▶ [WHAT THIS TASK INVOLVES]: Could you copy out all of the records below exactly, leaving out every picture?

[Records from a data collection]
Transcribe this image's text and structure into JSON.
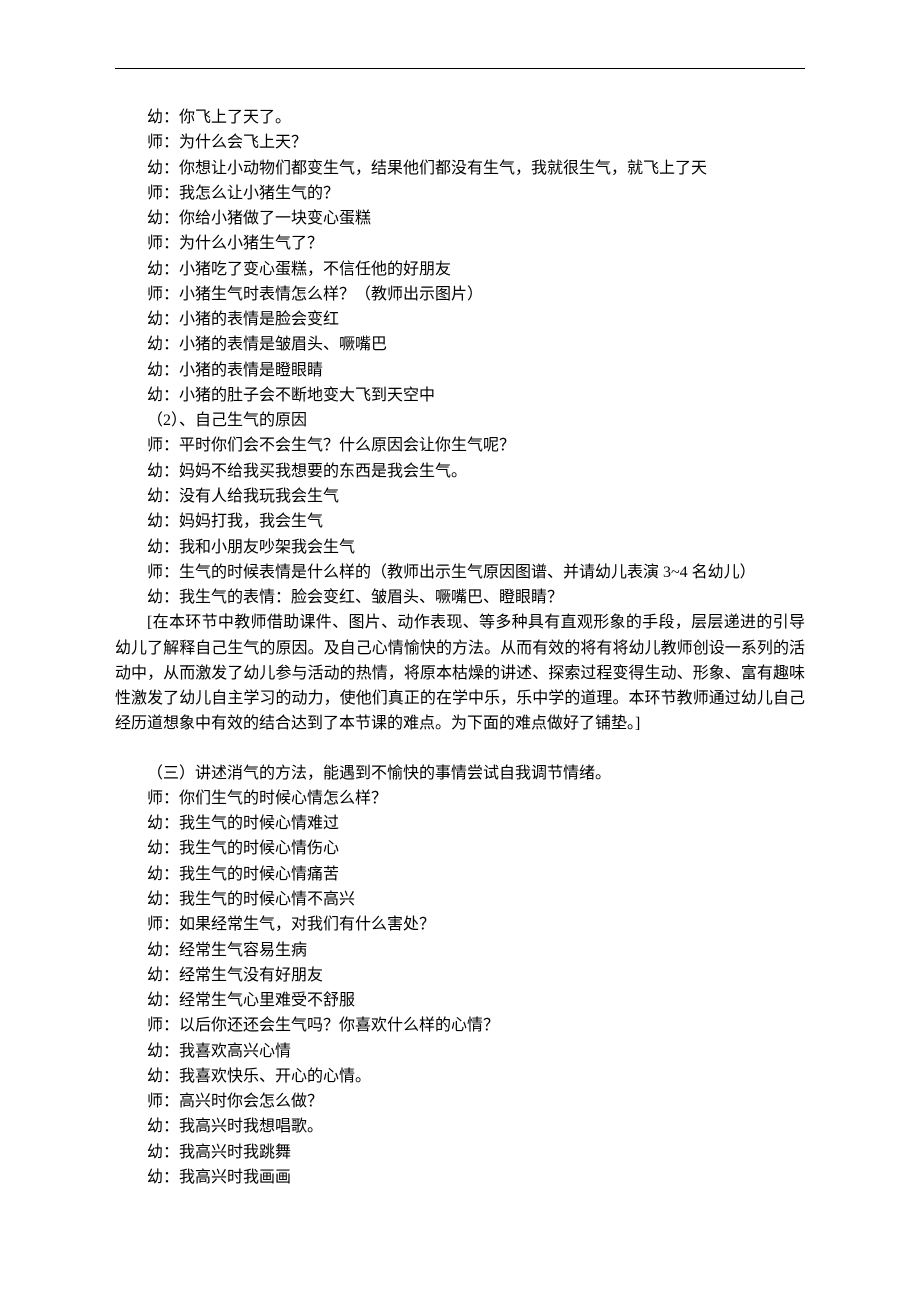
{
  "dialogue_block_1": [
    "幼：你飞上了天了。",
    "师：为什么会飞上天？",
    "幼：你想让小动物们都变生气，结果他们都没有生气，我就很生气，就飞上了天",
    "师：我怎么让小猪生气的？",
    "幼：你给小猪做了一块变心蛋糕",
    "师：为什么小猪生气了？",
    "幼：小猪吃了变心蛋糕，不信任他的好朋友",
    "师：小猪生气时表情怎么样？（教师出示图片）",
    "幼：小猪的表情是脸会变红",
    "幼：小猪的表情是皱眉头、噘嘴巴",
    "幼：小猪的表情是瞪眼睛",
    "幼：小猪的肚子会不断地变大飞到天空中",
    "（2）、自己生气的原因",
    "师：平时你们会不会生气？什么原因会让你生气呢？",
    "幼：妈妈不给我买我想要的东西是我会生气。",
    "幼：没有人给我玩我会生气",
    "幼：妈妈打我，我会生气",
    "幼：我和小朋友吵架我会生气",
    "师：生气的时候表情是什么样的（教师出示生气原因图谱、并请幼儿表演 3~4 名幼儿）",
    "幼：我生气的表情：脸会变红、皱眉头、噘嘴巴、瞪眼睛？"
  ],
  "commentary_paragraph": "[在本环节中教师借助课件、图片、动作表现、等多种具有直观形象的手段，层层递进的引导幼儿了解释自己生气的原因。及自己心情愉快的方法。从而有效的将有将幼儿教师创设一系列的活动中，从而激发了幼儿参与活动的热情，将原本枯燥的讲述、探索过程变得生动、形象、富有趣味性激发了幼儿自主学习的动力，使他们真正的在学中乐，乐中学的道理。本环节教师通过幼儿自己经历道想象中有效的结合达到了本节课的难点。为下面的难点做好了铺垫。]",
  "dialogue_block_2": [
    "（三）讲述消气的方法，能遇到不愉快的事情尝试自我调节情绪。",
    "师：你们生气的时候心情怎么样？",
    "幼：我生气的时候心情难过",
    "幼：我生气的时候心情伤心",
    "幼：我生气的时候心情痛苦",
    "幼：我生气的时候心情不高兴",
    "师：如果经常生气，对我们有什么害处？",
    "幼：经常生气容易生病",
    "幼：经常生气没有好朋友",
    "幼：经常生气心里难受不舒服",
    "师：以后你还还会生气吗？你喜欢什么样的心情？",
    "幼：我喜欢高兴心情",
    "幼：我喜欢快乐、开心的心情。",
    "师：高兴时你会怎么做？",
    "幼：我高兴时我想唱歌。",
    "幼：我高兴时我跳舞",
    "幼：我高兴时我画画"
  ]
}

▶ [SOLUTION TO THIS PROBLEM]:
Transcribe this image's text and structure into JSON.
{
  "dialogue_block_1": [
    "幼：你飞上了天了。",
    "师：为什么会飞上天？",
    "幼：你想让小动物们都变生气，结果他们都没有生气，我就很生气，就飞上了天",
    "师：我怎么让小猪生气的？",
    "幼：你给小猪做了一块变心蛋糕",
    "师：为什么小猪生气了？",
    "幼：小猪吃了变心蛋糕，不信任他的好朋友",
    "师：小猪生气时表情怎么样？（教师出示图片）",
    "幼：小猪的表情是脸会变红",
    "幼：小猪的表情是皱眉头、噘嘴巴",
    "幼：小猪的表情是瞪眼睛",
    "幼：小猪的肚子会不断地变大飞到天空中",
    "（2）、自己生气的原因",
    "师：平时你们会不会生气？什么原因会让你生气呢？",
    "幼：妈妈不给我买我想要的东西是我会生气。",
    "幼：没有人给我玩我会生气",
    "幼：妈妈打我，我会生气",
    "幼：我和小朋友吵架我会生气",
    "师：生气的时候表情是什么样的（教师出示生气原因图谱、并请幼儿表演 3~4 名幼儿）",
    "幼：我生气的表情：脸会变红、皱眉头、噘嘴巴、瞪眼睛？"
  ],
  "commentary_paragraph": "[在本环节中教师借助课件、图片、动作表现、等多种具有直观形象的手段，层层递进的引导幼儿了解释自己生气的原因。及自己心情愉快的方法。从而有效的将有将幼儿教师创设一系列的活动中，从而激发了幼儿参与活动的热情，将原本枯燥的讲述、探索过程变得生动、形象、富有趣味性激发了幼儿自主学习的动力，使他们真正的在学中乐，乐中学的道理。本环节教师通过幼儿自己经历道想象中有效的结合达到了本节课的难点。为下面的难点做好了铺垫。]",
  "dialogue_block_2": [
    "（三）讲述消气的方法，能遇到不愉快的事情尝试自我调节情绪。",
    "师：你们生气的时候心情怎么样？",
    "幼：我生气的时候心情难过",
    "幼：我生气的时候心情伤心",
    "幼：我生气的时候心情痛苦",
    "幼：我生气的时候心情不高兴",
    "师：如果经常生气，对我们有什么害处？",
    "幼：经常生气容易生病",
    "幼：经常生气没有好朋友",
    "幼：经常生气心里难受不舒服",
    "师：以后你还还会生气吗？你喜欢什么样的心情？",
    "幼：我喜欢高兴心情",
    "幼：我喜欢快乐、开心的心情。",
    "师：高兴时你会怎么做？",
    "幼：我高兴时我想唱歌。",
    "幼：我高兴时我跳舞",
    "幼：我高兴时我画画"
  ]
}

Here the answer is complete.